* [Task description]
Would you filter these records and copy every line that has the word "screenshot"?

* [Supplied data]
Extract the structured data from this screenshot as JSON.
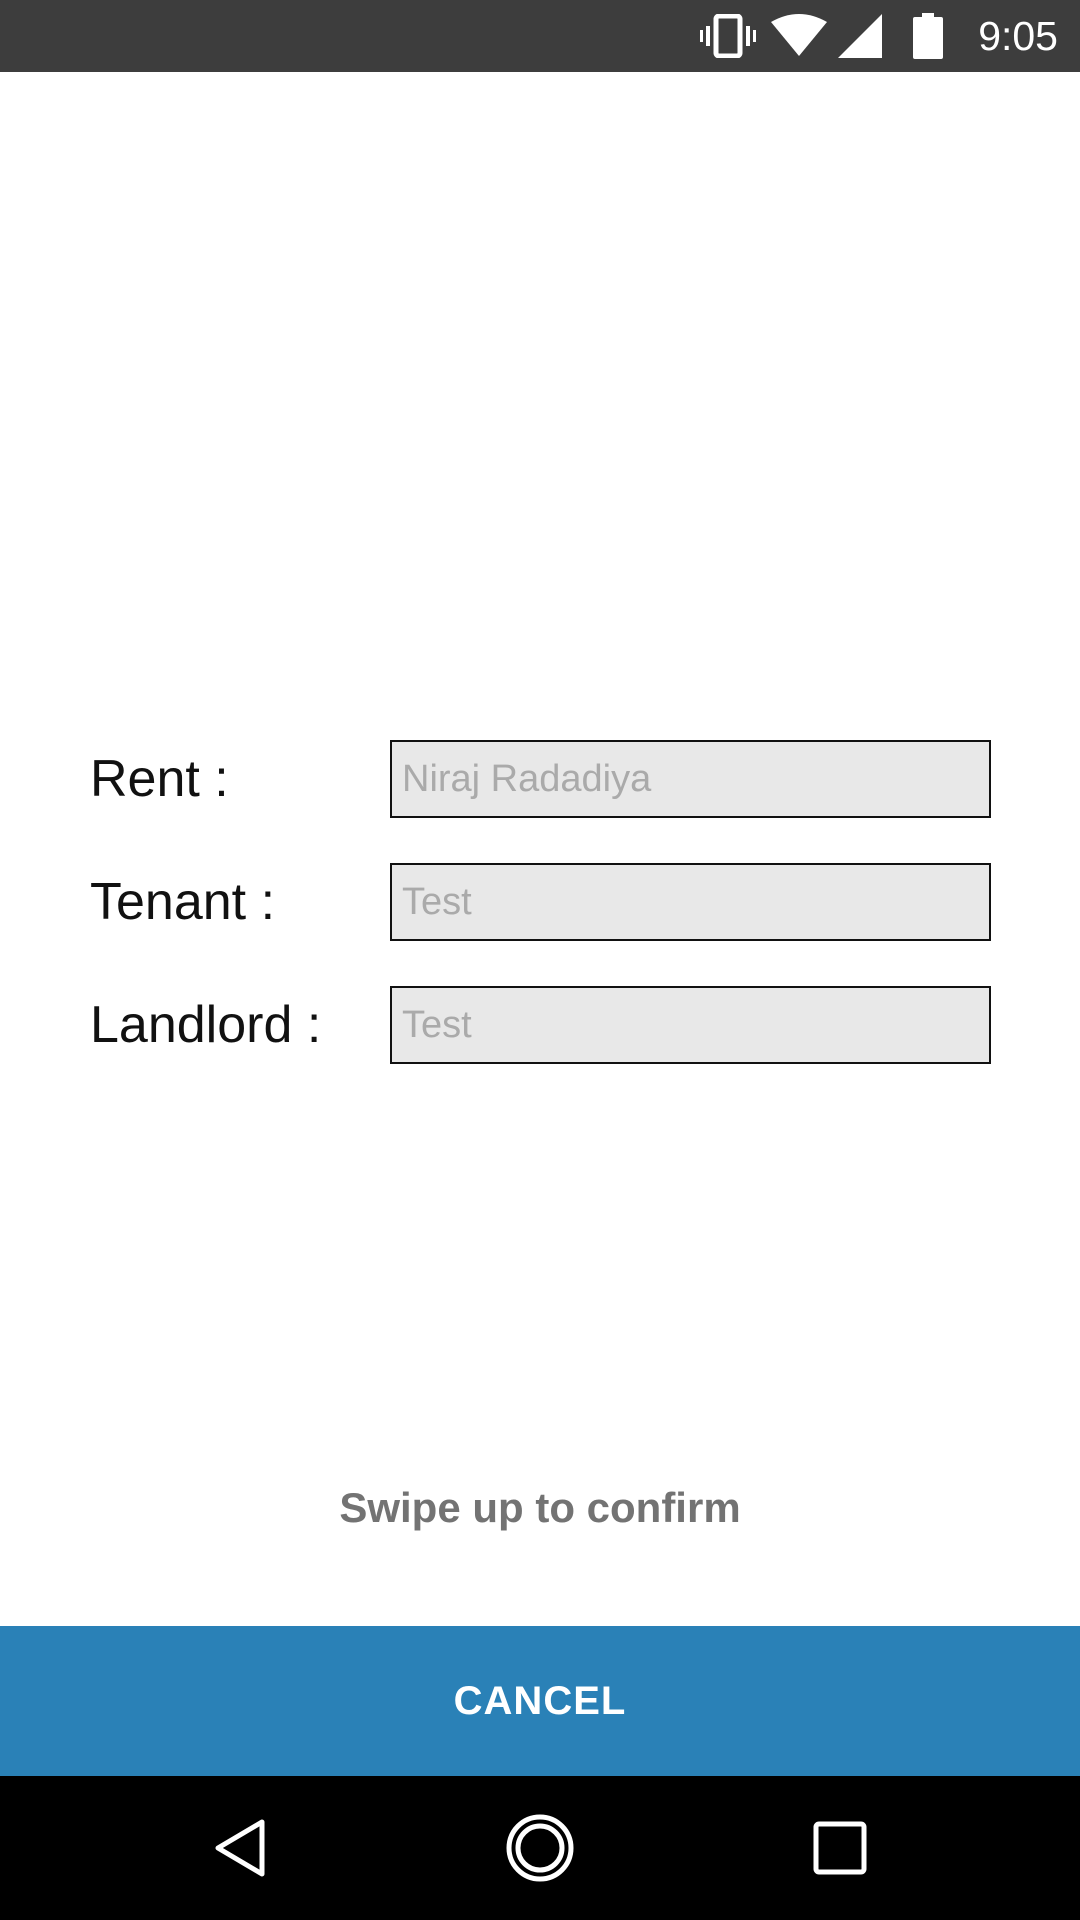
{
  "status_bar": {
    "time": "9:05",
    "icons": [
      "vibrate-icon",
      "wifi-icon",
      "cellular-signal-icon",
      "battery-icon"
    ]
  },
  "form": {
    "fields": [
      {
        "label": "Rent :",
        "value": "",
        "placeholder": "Niraj Radadiya"
      },
      {
        "label": "Tenant :",
        "value": "",
        "placeholder": "Test"
      },
      {
        "label": "Landlord :",
        "value": "",
        "placeholder": "Test"
      }
    ]
  },
  "swipe_hint": "Swipe up to confirm",
  "cancel_label": "CANCEL",
  "nav_bar": {
    "icons": [
      "back-icon",
      "home-icon",
      "recents-icon"
    ]
  },
  "colors": {
    "status_bar_bg": "#3d3d3d",
    "field_bg": "#e8e8e8",
    "cancel_bg": "#2a81b7",
    "hint_text": "#737373",
    "nav_bar_bg": "#000000"
  }
}
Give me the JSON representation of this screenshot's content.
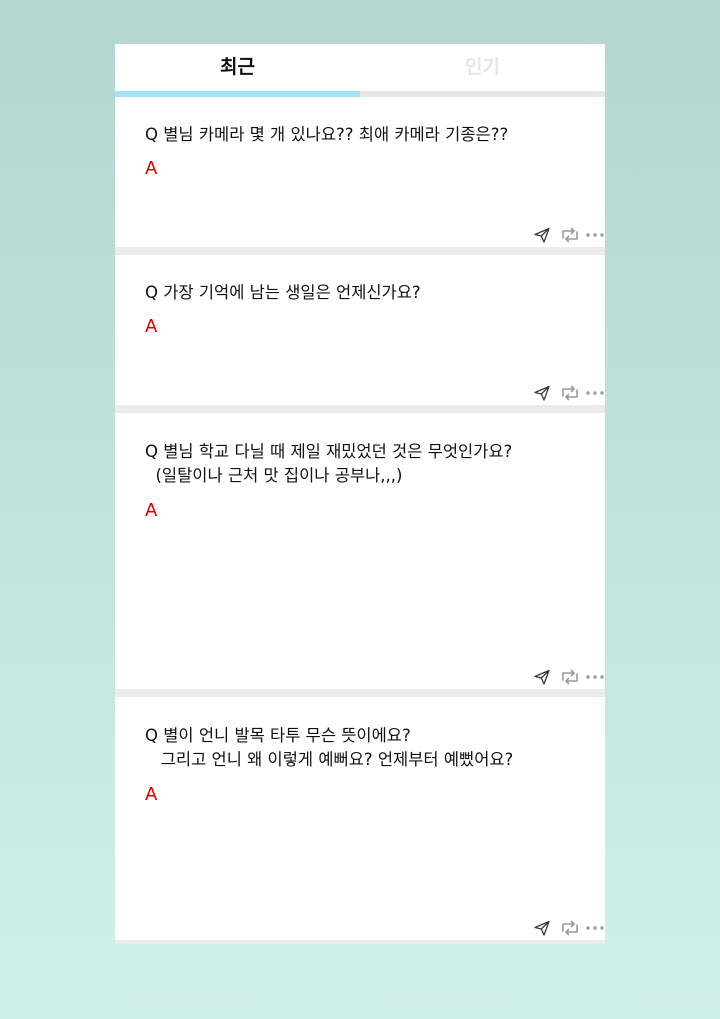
{
  "tabs": {
    "recent": "최근",
    "popular": "인기"
  },
  "posts": [
    {
      "question": "Q 별님 카메라 몇 개 있나요?? 최애 카메라 기종은??",
      "answer": "A"
    },
    {
      "question": "Q 가장 기억에 남는 생일은 언제신가요?",
      "answer": "A"
    },
    {
      "question": "Q 별님 학교 다닐 때 제일 재밌었던 것은 무엇인가요?\n  (일탈이나 근처 맛 집이나 공부나,,,)",
      "answer": "A"
    },
    {
      "question": "Q 별이 언니 발목 타투 무슨 뜻이에요?\n   그리고 언니 왜 이렇게 예뻐요? 언제부터 예뻤어요?",
      "answer": "A"
    }
  ],
  "icons": {
    "send": "paper-plane-icon",
    "repost": "repost-icon",
    "more": "more-dots-icon"
  },
  "colors": {
    "tab_active": "#111111",
    "tab_inactive": "#e6e6e6",
    "tab_indicator": "#a5e4f5",
    "answer_red": "#e00000",
    "icon_gray": "#9a9a9a"
  }
}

* [Completed exercise]
Extract the structured data from this screenshot as JSON.
Give me the JSON representation of this screenshot's content.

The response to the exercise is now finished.